The film follows an intense affair between Stella, the unhappy wife of an asylum superintendent, and one of the inmates, an artist named Edgar, committed after he murdered his wife. The affair jeopardizes the well-being of her precious son, Charlie, the career of her coolly bureaucratic husband, Max, and her own sanity.
This is the latest from Mackenzie, whose last feature was the dour Young Adam. Asylum works though some of the same themes—the cruelties of love, the mysteries of human motivation—in the same gloomy British landscapes.
The film is a little too sober, too dry (nowhere better shown than in the thin, steely eyes of McKellen), but it offers a chance to admire the always radiant Richardson. Csokas also nicely reveals the wounds beneath Edgar's single-minded rage.

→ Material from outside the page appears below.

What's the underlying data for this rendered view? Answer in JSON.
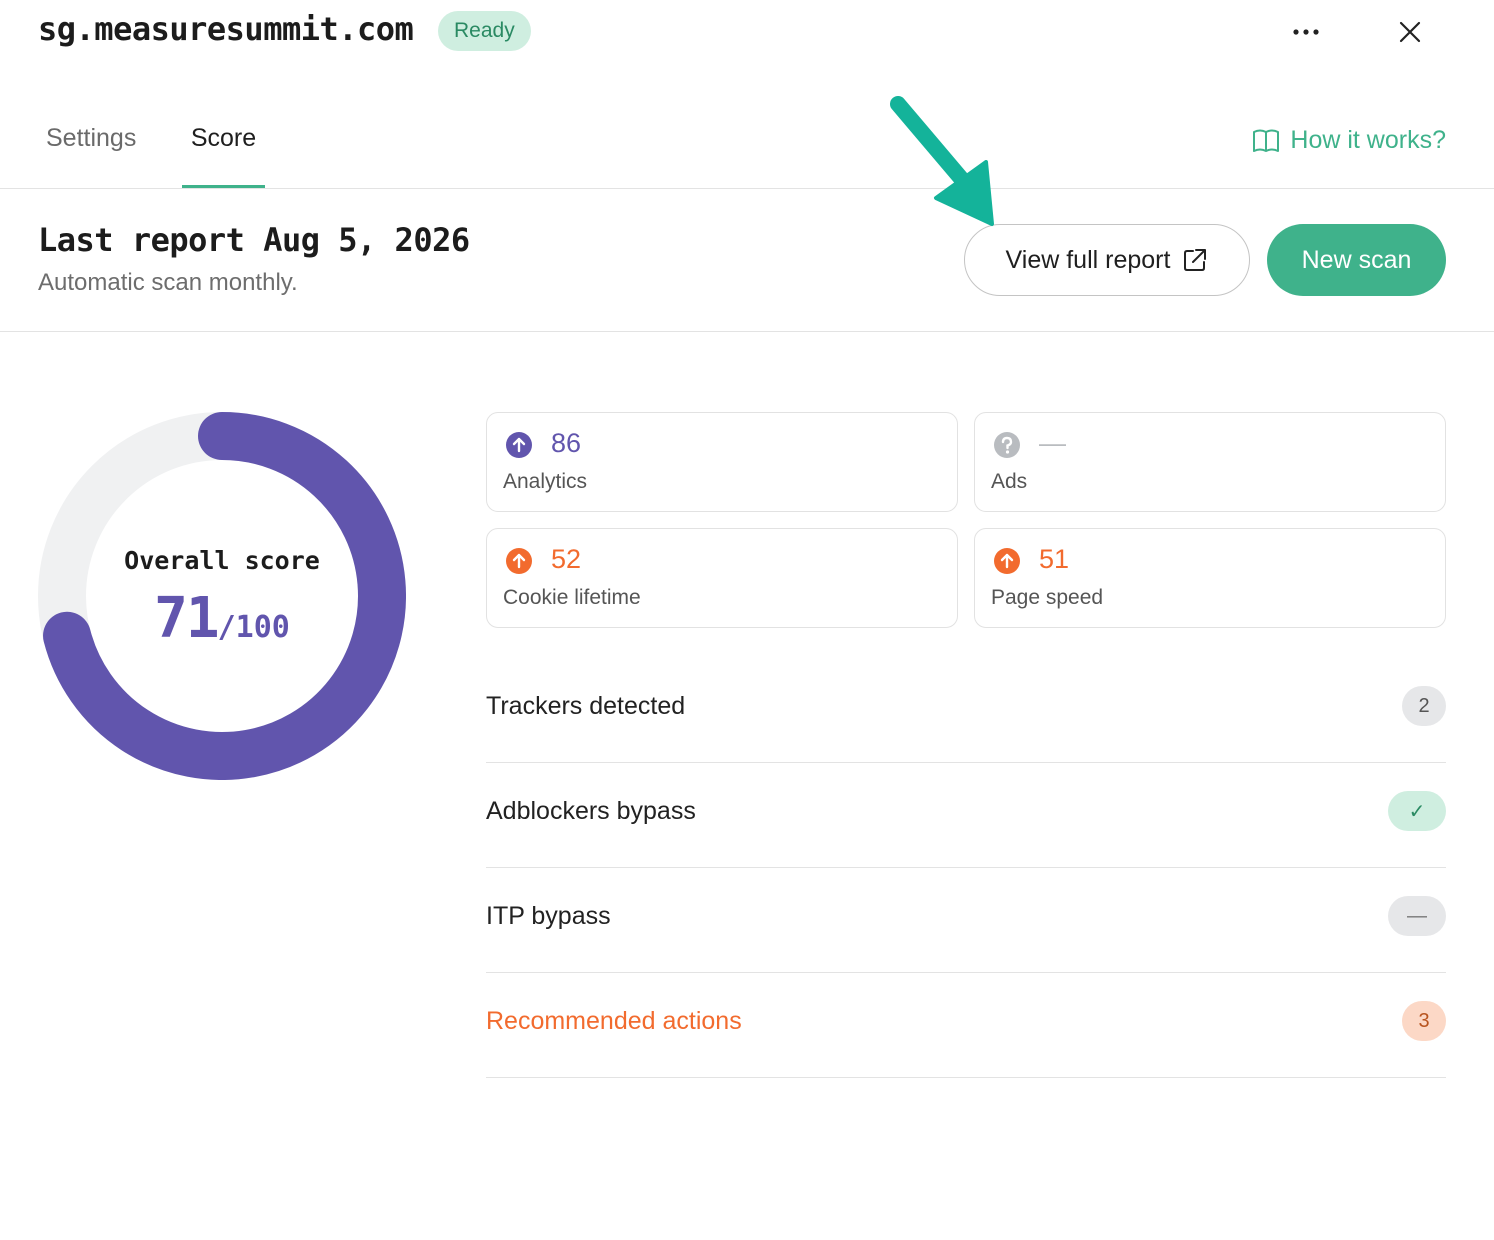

The men who come into contact with Stella all have their moment to love her, and all end up trying to control her. Yet there is something deep and inscrutable about Stella that keeps her from being a victim and makes for an unexpected final reel. Stella, it seems, is most in control of her own being while staring madness straight in the eye.